• **About this task**
Match the word "left". Return each line of the data below where it appears.

• **Records for the exercise**
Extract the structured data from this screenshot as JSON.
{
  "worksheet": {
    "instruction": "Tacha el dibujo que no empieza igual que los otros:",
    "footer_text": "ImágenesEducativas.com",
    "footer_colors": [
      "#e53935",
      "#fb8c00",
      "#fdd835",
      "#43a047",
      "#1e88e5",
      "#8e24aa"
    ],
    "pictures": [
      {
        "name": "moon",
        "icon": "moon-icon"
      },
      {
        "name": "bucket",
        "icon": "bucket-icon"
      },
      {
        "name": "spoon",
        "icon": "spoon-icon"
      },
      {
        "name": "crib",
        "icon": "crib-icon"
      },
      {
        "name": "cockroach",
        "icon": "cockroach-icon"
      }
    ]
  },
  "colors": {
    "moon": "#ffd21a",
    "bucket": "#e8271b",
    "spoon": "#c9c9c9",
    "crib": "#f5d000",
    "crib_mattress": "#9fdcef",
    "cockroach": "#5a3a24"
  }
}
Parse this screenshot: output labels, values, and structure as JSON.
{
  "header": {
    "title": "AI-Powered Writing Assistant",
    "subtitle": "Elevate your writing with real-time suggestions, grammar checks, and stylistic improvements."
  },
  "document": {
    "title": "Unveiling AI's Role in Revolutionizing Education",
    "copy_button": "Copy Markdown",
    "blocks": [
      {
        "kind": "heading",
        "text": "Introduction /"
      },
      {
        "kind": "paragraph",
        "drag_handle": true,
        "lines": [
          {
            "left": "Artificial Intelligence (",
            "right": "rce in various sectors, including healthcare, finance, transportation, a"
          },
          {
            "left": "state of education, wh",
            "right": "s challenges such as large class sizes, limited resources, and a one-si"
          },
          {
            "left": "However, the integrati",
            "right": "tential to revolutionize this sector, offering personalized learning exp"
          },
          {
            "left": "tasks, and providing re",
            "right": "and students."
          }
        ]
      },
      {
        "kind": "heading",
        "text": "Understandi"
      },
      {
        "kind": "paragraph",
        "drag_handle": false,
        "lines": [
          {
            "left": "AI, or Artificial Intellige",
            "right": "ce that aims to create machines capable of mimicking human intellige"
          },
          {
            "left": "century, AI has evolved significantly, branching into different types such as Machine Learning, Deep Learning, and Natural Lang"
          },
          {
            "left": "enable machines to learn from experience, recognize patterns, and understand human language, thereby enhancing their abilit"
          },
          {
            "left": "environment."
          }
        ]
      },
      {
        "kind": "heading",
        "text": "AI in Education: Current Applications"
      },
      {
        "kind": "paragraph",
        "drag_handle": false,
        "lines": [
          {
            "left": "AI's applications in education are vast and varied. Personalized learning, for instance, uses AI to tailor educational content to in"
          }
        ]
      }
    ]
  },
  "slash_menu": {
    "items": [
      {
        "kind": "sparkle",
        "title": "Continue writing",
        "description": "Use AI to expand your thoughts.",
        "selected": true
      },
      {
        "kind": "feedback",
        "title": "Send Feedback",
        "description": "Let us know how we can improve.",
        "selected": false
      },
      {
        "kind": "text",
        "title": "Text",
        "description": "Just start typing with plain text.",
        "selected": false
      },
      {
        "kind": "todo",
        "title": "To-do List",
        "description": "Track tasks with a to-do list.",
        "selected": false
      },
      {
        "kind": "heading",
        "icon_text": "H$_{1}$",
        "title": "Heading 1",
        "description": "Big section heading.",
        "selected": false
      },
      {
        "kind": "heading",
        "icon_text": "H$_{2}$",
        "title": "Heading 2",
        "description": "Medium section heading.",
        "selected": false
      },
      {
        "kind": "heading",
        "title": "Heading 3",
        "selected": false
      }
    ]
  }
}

• **Output below**
            "left": "Artificial Intelligence (",
            "left": "state of education, wh",
            "left": "However, the integrati",
            "left": "tasks, and providing re",
            "left": "AI, or Artificial Intellige",
            "left": "century, AI has evolved significantly, branching into different types such as Machine Learning, Deep Learning, and Natural Lang"
            "left": "enable machines to learn from experience, recognize patterns, and understand human language, thereby enhancing their abilit"
            "left": "environment."
            "left": "AI's applications in education are vast and varied. Personalized learning, for instance, uses AI to tailor educational content to in"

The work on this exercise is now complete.